Count every line in the following listing that contains "JSON", then report that count with nothing added.

ENTRIES SUPPLIED:
====

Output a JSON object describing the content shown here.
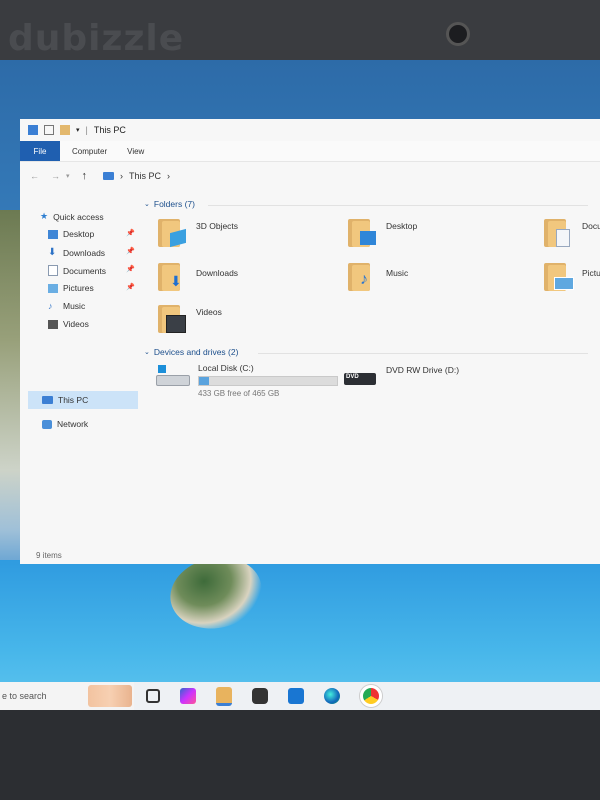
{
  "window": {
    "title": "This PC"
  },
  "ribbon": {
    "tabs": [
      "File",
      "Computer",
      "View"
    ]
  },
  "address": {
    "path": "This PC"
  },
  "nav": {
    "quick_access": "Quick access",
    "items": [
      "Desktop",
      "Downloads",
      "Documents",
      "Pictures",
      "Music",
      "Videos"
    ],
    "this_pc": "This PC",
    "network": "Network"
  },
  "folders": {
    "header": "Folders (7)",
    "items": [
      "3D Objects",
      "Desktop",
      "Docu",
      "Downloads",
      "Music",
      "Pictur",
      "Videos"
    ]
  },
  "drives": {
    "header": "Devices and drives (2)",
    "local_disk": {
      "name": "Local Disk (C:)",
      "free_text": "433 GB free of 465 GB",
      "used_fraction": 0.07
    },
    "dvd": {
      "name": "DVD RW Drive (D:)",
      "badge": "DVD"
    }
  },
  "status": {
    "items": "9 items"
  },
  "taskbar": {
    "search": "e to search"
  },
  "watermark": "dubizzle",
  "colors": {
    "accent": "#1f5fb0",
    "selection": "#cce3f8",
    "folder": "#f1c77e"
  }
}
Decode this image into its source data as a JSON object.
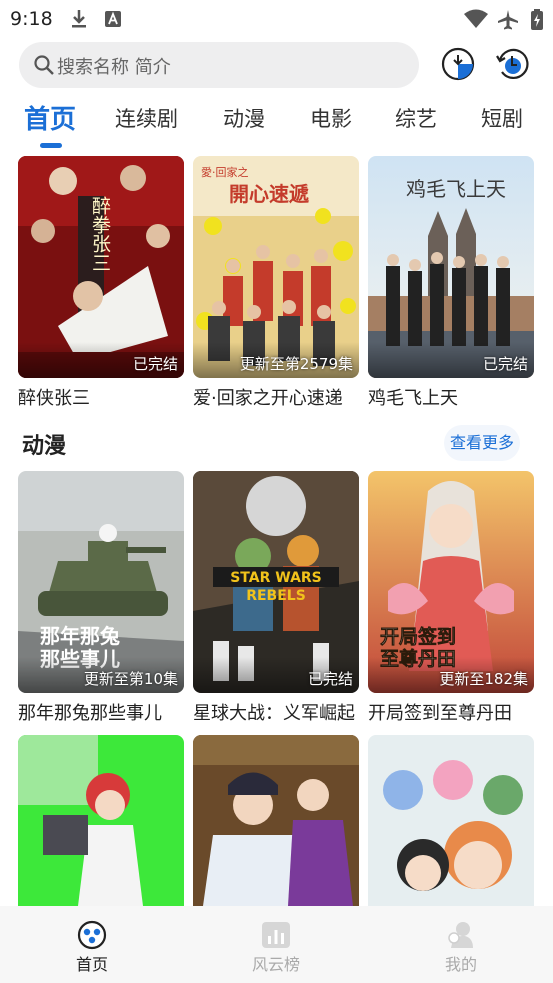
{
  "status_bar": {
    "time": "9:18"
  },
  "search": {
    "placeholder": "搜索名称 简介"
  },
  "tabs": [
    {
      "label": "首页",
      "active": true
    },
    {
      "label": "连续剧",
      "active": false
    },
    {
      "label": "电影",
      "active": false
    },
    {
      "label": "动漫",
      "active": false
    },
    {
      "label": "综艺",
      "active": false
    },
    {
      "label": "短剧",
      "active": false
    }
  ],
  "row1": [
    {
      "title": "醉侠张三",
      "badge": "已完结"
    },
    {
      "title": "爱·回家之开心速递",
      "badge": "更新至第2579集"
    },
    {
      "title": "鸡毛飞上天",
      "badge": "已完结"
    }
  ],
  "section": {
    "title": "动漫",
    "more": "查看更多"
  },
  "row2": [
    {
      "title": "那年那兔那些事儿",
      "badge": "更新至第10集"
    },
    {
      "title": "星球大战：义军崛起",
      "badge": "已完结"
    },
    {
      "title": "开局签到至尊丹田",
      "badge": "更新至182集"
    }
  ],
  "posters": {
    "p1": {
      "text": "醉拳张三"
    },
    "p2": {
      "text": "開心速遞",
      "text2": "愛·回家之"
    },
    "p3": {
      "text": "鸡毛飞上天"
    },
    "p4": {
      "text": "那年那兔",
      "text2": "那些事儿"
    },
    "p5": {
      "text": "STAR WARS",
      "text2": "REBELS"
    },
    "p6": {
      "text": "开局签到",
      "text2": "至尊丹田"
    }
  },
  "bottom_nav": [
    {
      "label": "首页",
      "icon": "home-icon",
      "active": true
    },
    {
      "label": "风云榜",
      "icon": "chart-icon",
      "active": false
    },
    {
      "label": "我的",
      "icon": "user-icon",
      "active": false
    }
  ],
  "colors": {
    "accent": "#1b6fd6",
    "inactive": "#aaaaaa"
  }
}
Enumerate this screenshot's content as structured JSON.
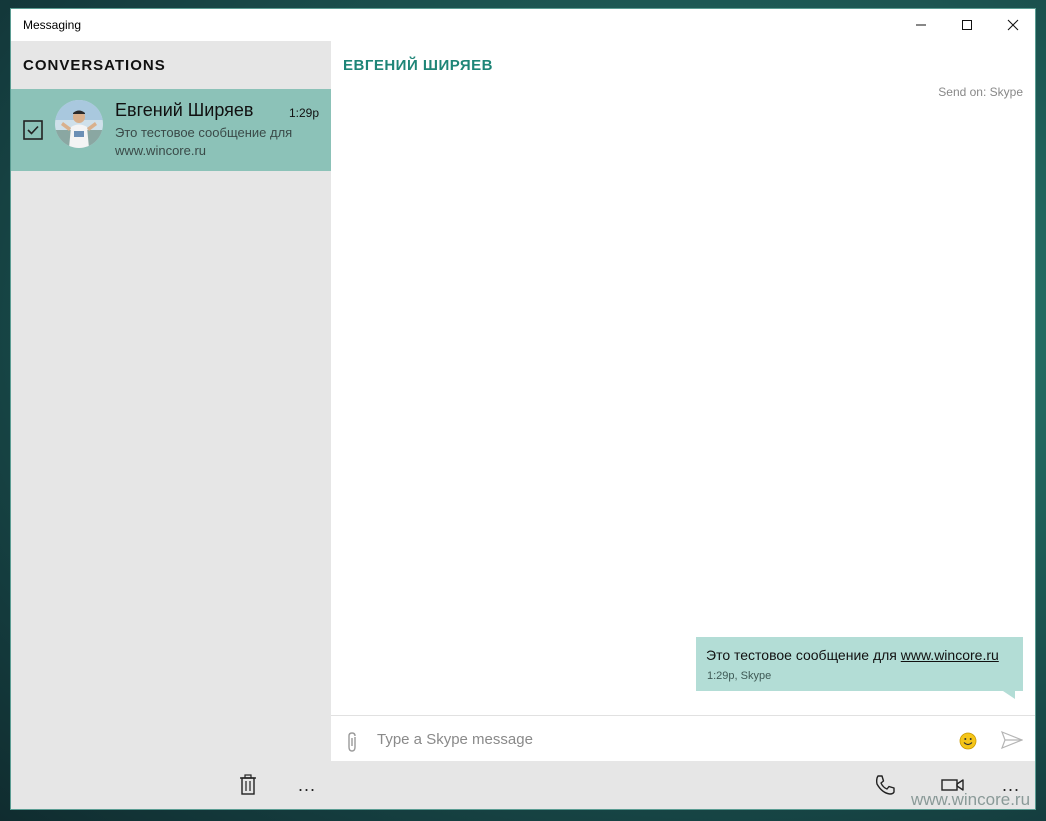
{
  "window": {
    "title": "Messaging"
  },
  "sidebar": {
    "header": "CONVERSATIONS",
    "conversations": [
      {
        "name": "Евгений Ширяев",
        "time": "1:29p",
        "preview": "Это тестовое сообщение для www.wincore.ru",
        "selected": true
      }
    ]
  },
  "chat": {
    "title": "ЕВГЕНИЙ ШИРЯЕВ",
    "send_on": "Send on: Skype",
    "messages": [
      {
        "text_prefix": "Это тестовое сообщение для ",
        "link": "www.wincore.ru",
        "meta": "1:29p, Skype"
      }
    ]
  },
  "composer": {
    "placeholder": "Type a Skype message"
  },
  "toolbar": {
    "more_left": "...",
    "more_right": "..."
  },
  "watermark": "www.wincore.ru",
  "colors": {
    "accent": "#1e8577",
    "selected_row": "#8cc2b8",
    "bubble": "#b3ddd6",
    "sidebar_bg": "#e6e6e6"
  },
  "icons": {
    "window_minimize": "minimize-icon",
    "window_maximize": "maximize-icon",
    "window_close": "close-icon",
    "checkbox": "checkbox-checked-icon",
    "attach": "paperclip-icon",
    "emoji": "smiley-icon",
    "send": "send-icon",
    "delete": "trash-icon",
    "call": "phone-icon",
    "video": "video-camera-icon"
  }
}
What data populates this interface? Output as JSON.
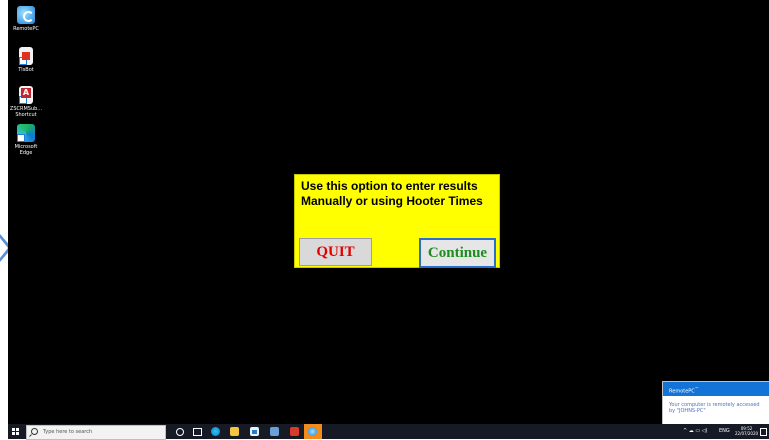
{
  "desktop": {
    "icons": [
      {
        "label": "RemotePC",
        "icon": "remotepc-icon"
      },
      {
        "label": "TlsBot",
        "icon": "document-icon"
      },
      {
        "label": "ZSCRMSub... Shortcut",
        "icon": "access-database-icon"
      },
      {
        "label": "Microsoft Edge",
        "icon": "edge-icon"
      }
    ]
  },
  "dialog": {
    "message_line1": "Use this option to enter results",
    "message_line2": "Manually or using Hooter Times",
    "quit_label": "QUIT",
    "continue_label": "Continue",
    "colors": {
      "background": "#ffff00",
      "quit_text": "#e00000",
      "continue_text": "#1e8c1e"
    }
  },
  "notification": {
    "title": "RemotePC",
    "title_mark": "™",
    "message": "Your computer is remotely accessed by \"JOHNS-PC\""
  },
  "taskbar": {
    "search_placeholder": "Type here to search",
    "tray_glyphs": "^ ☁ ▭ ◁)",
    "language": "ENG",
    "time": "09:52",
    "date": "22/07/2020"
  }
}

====

PROBLEM SOLUTION:
4